Ring is updating its home security offerings as well. There’s a sensor called the Smoke & CO Listener ($35) or First Alert Z-Wave Smoke / CO Alarm ($40) both of which detect smoke and rising carbon dioxide levels and can alert you through the Ring app. A Flood & Freeze Sensor ($35) can be placed near a source of water, and it will notify you if it detects water, indicating flooding, or if the water temperatures are freezing, which is something we’ve seen from Ring before. Finally, there’s the Dome Siren that will ring and flash lights to alert you of burglary or other security issues while you’re home.
Amazon also announced that the Ring app can now control select Kwikset, Schlage, and Yale smart locks, which moves the dial along incrementally in terms of integrations. A Ring and August integration will supposedly come last this year so that customers can control the August Smart Lock Pro through the Ring app.
At the same time, the Ring Alarm, doorbells, and cameras can now communicate with each other, like an alarm sounding could trigger the cameras to record a security breach. Previously, the cameras would have had to be turned on manually or triggered by motion detection. All the security accessories are available for purchase today.
Ring’s 13 products indicate that the brand is taking notes from its parent company Amazon, which debuted over 11 items during a hardware event in September. Both Ring and Amazon seem to be prioritizing large, sprawling events over one or two flagship announcements. And like Amazon, Ring’s smart home products tend to more affordable than some competitors, although its doorbell still ends up in the high range at $199.
Overall, out of Ring’s expansive product announcement list, the doorbell stands apart as a device that reimagines an old existing part of your door — the peephole — and provides new functionality that could come in handy.
Correction, January 7th, 3:45PM ET: Ring’s features that digitally black out certain areas and switch off audio recordings are new.

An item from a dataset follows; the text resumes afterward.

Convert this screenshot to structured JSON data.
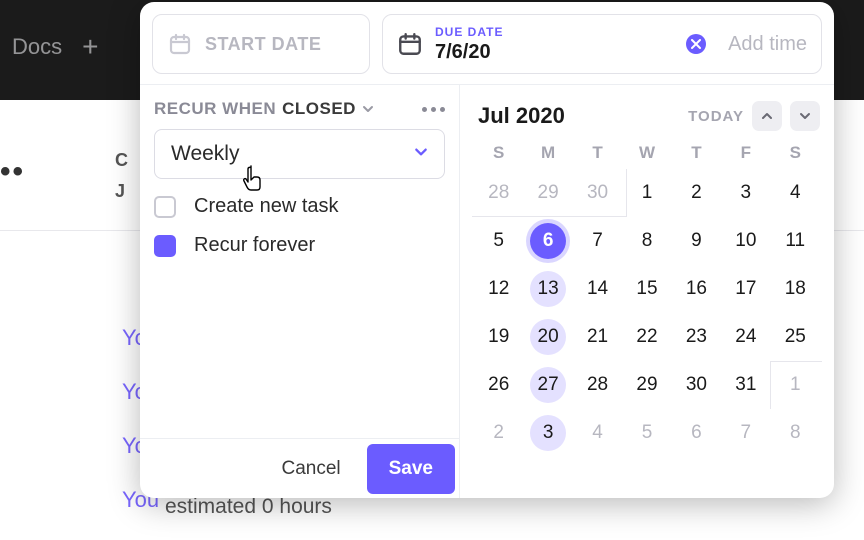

We regret the error.
Skeptical about this.. Ring's battery powered devices don't work nearly as well as their wired ones for detecting motion. Having said that, this is a good move on their part to capture the renters market.
Personally I like the new battery-powered floodlight. I'll be getting one for my backyard to add to the wired one I've had over my driveway for almost a couple years now.
That battery gonna last 3 weeks tops lol. I have a few tenants that already have the ring 2 on their doors. Just sent one of them that video. And I got two of those Spot light cam battery flood lights, great product.
Wish they would've sold the smoke detectors separately (with out the security system) before i bought another nest smoke detector.
They have the Z-Wave Smoke Detector. It's compatible with the Ring Alarm but is a standalone device
The smoke alarm they announced today just listens for sound from your existing smoke detectors. How useful would that be without the security system?
LG press conference at CES 2019 in 8 minutes
Home theater projectors have already taken us halfway there
if we werent such a corporate militant state Im sure a lot of technology wouldve been released by the the pentagon now but they hold on to shit for a minute...
too much brain power wasted on shit like blowing shit up and spreading diseases.. aka biological war fare...
it wasnt untill recently a car manufacturer said there will be flying cars...
before it becomes available commercially...
tallblack nyc just posted some shit on how technology is suppressed..
I didnt feel like being pissed off so I aint peep it yet..
Vizio 4K TV Lineup - Hands On at CES 2019
Vizio Soundbar Lineup - Hands On at CES 2019
Alienware Area-51m: an exclusive look inside
The USB-C portable monitor you can take anywhere
HTC Vive Pro Eye hands-on: first VR headset with eye tracking
We want this absurd smart desk with a built-in PC
CES 2019: The future of TV screens from LG Display